Generally, I have tried to ignore this quadrennial ritual, but this year that was impossible. One would have to be comatose to have avoided the inauguration of Barack Obama as the 44th President of the United States. One reason the inauguration seemed omnipresent was the $150 million or so spent on the event – three times the second most expensive inaugural. (Perhaps these festivities – along with the Obamas hiring Santa Monica designer Michael S. Smith to decorate the White House living area — were a preamble to the Obama Stimulus package.)

Another reason this inauguration is different is that those who monopolize our eyeballs – Hollywood stars, mainstream media – seem to feel a pride of authorship, if not ownership of the Obama candidacy, so the inaugural was as much their party as the President’s.

That explains the reason the nation’s largest cable carrier created a special “all-Obama channel” for the inauguration. That explains why the Washington Post hired hundreds of people to hawk more than 1.5 million additional copies of the newspaper, and why newspapers in the other major cities followed suit. . That explains why CNN created software which let viewers comment and otherwise “social-network” on Facebook directly from their video players while watching the inauguration, and why MSNBC helped arrange free viewing parties at movie theaters in Stamford and a score of cities and in hundreds of Starbucks on both coasts. That explains why USA Today and other publications created special commemorative editions to sell at a premium – along DVDs, T-shirts, mugs, and other tchotchkes. (Of course, Greenwich Time managed to mar the beautiful cover photo with an advertizing sticker.)

But undeniably this inauguration was different because it marked a historic moment for this great country. (Follow link to see why “a historic” is preferred to “an historic.”) Remarkably, in the bicentennial year of the birth of the Great Emancipator, Abraham Lincoln, America’s first African-American took the oath of office as our nation’s 44th President. So things around America were done differently for this inauguration than for all past inaugurals.

Because it was historic my son’s public university suspended classes during the inaugural. Because it was historic, my daughters’ private school abandoned their no-television in school rule and broadcast the ceremony during lunch. Because it was historic, UConn Stamford broadcast the event. Because it was historic, NYC school teachers were required to accompany their classes to locations where they could watch the swearing-in (even though some teachers didn’t want to watch and felt it was a violation of their rights to be forced to watch).

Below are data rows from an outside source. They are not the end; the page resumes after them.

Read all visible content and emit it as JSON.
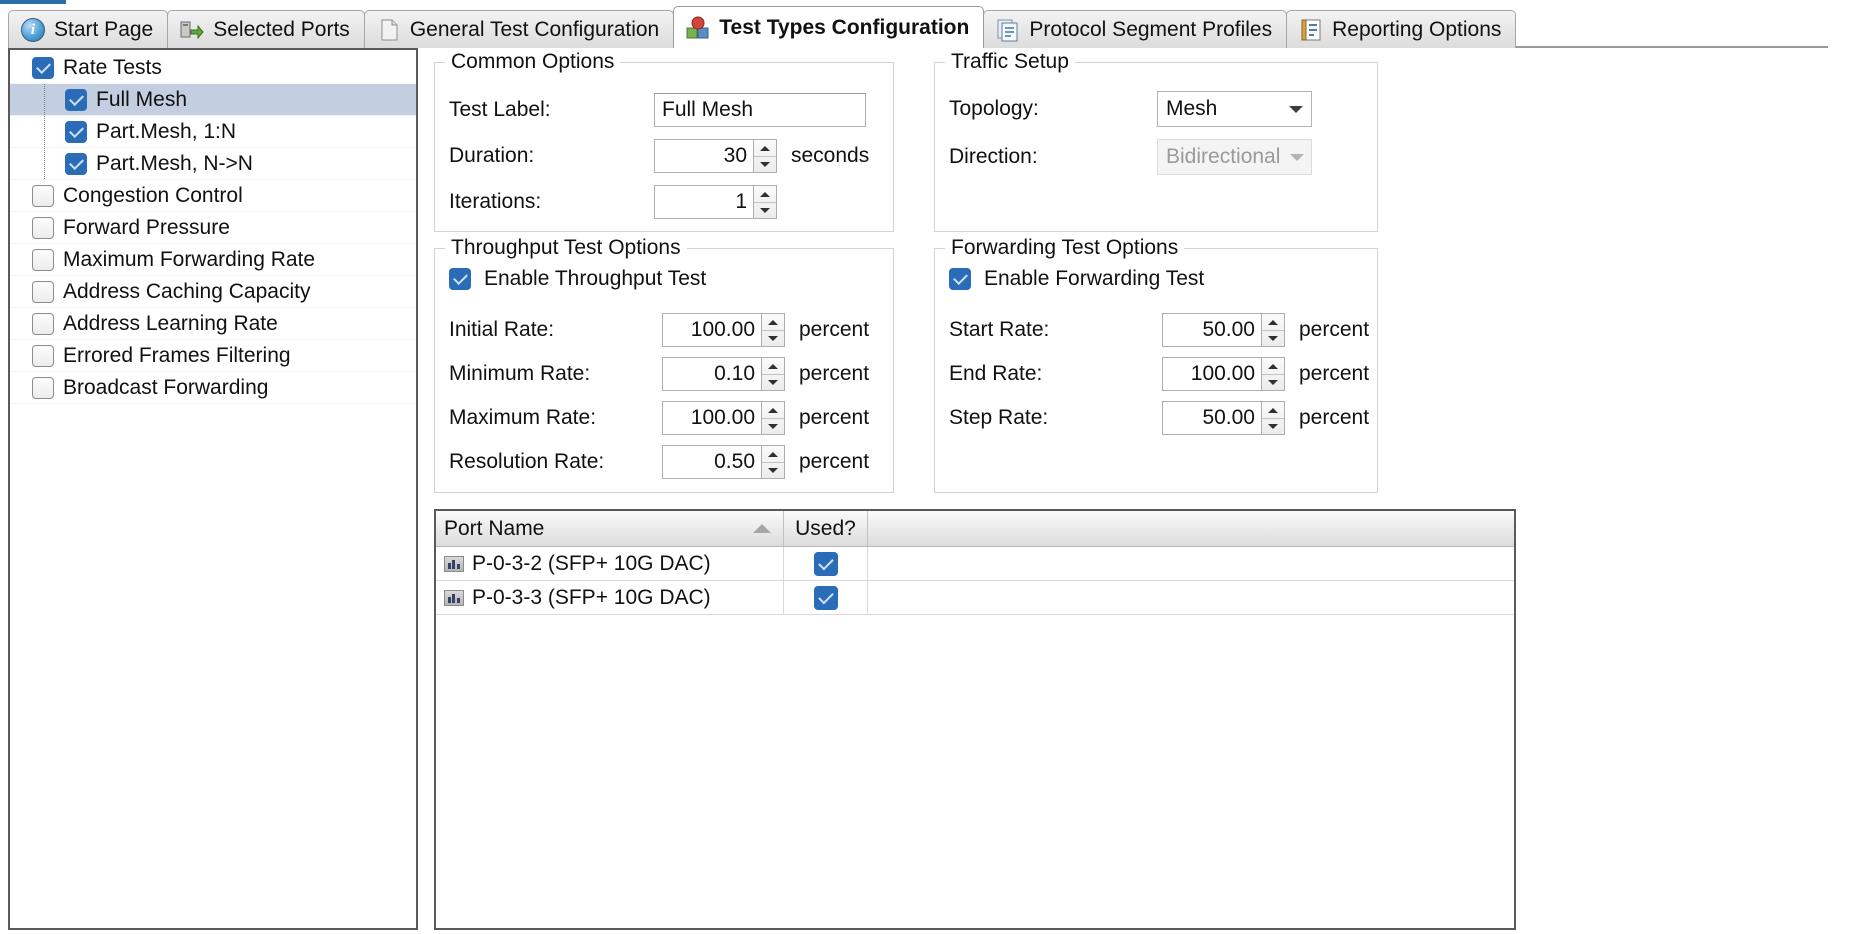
{
  "window": {
    "accent_color": "#2a6ea8"
  },
  "tabs": [
    {
      "label": "Start Page",
      "icon": "info-icon",
      "active": false
    },
    {
      "label": "Selected Ports",
      "icon": "selected-ports-icon",
      "active": false
    },
    {
      "label": "General Test Configuration",
      "icon": "document-icon",
      "active": false
    },
    {
      "label": "Test Types Configuration",
      "icon": "test-types-icon",
      "active": true
    },
    {
      "label": "Protocol Segment Profiles",
      "icon": "profiles-icon",
      "active": false
    },
    {
      "label": "Reporting Options",
      "icon": "report-icon",
      "active": false
    }
  ],
  "tree": {
    "items": [
      {
        "label": "Rate Tests",
        "level": 0,
        "checked": true,
        "selected": false
      },
      {
        "label": "Full Mesh",
        "level": 1,
        "checked": true,
        "selected": true
      },
      {
        "label": "Part.Mesh, 1:N",
        "level": 1,
        "checked": true,
        "selected": false
      },
      {
        "label": "Part.Mesh, N->N",
        "level": 1,
        "checked": true,
        "selected": false
      },
      {
        "label": "Congestion Control",
        "level": 0,
        "checked": false,
        "selected": false
      },
      {
        "label": "Forward Pressure",
        "level": 0,
        "checked": false,
        "selected": false
      },
      {
        "label": "Maximum Forwarding Rate",
        "level": 0,
        "checked": false,
        "selected": false
      },
      {
        "label": "Address Caching Capacity",
        "level": 0,
        "checked": false,
        "selected": false
      },
      {
        "label": "Address Learning Rate",
        "level": 0,
        "checked": false,
        "selected": false
      },
      {
        "label": "Errored Frames Filtering",
        "level": 0,
        "checked": false,
        "selected": false
      },
      {
        "label": "Broadcast Forwarding",
        "level": 0,
        "checked": false,
        "selected": false
      }
    ]
  },
  "common_options": {
    "legend": "Common Options",
    "test_label": {
      "label": "Test Label:",
      "value": "Full Mesh"
    },
    "duration": {
      "label": "Duration:",
      "value": "30",
      "unit": "seconds"
    },
    "iterations": {
      "label": "Iterations:",
      "value": "1",
      "unit": ""
    }
  },
  "traffic_setup": {
    "legend": "Traffic Setup",
    "topology": {
      "label": "Topology:",
      "value": "Mesh",
      "enabled": true
    },
    "direction": {
      "label": "Direction:",
      "value": "Bidirectional",
      "enabled": false
    }
  },
  "throughput_test": {
    "legend": "Throughput Test Options",
    "enable": {
      "label": "Enable Throughput Test",
      "checked": true
    },
    "rows": [
      {
        "label": "Initial Rate:",
        "value": "100.00",
        "unit": "percent"
      },
      {
        "label": "Minimum Rate:",
        "value": "0.10",
        "unit": "percent"
      },
      {
        "label": "Maximum Rate:",
        "value": "100.00",
        "unit": "percent"
      },
      {
        "label": "Resolution Rate:",
        "value": "0.50",
        "unit": "percent"
      }
    ]
  },
  "forwarding_test": {
    "legend": "Forwarding Test Options",
    "enable": {
      "label": "Enable Forwarding Test",
      "checked": true
    },
    "rows": [
      {
        "label": "Start Rate:",
        "value": "50.00",
        "unit": "percent"
      },
      {
        "label": "End Rate:",
        "value": "100.00",
        "unit": "percent"
      },
      {
        "label": "Step Rate:",
        "value": "50.00",
        "unit": "percent"
      }
    ]
  },
  "ports_grid": {
    "columns": [
      {
        "key": "name",
        "label": "Port Name",
        "sorted": "asc"
      },
      {
        "key": "used",
        "label": "Used?",
        "sorted": ""
      }
    ],
    "rows": [
      {
        "name": "P-0-3-2 (SFP+ 10G DAC)",
        "used": true,
        "icon": "port-icon"
      },
      {
        "name": "P-0-3-3 (SFP+ 10G DAC)",
        "used": true,
        "icon": "port-icon"
      }
    ]
  }
}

Because it was historic, Greenwich First Selectman Peter Tesei had the Greenwich Library and the Town Hall Meeting Room opened to the public to watch the event. Because it was historic, the Fox News Channel broadcast their coverage on large screens at New York’s Times Square, and the Associated Press found a way to let those at work pick which of the seven live anchored and raw feeds from around Washington to watch on their computers.

Why does all this matter?

These special plans in response to this historic event should serve as a blueprint for another historic inaugural I hope to see in my lifetime (one I might just attend) – the inauguration of our first woman President. It will be a blueprint, unless of course, that first woman President is my choice, Sarah Palin, in which case these plans probably won’t be emulated and this list will serve as an indictment of the hypocrisy of the those “enlightened elite” who believe only they know what is historic.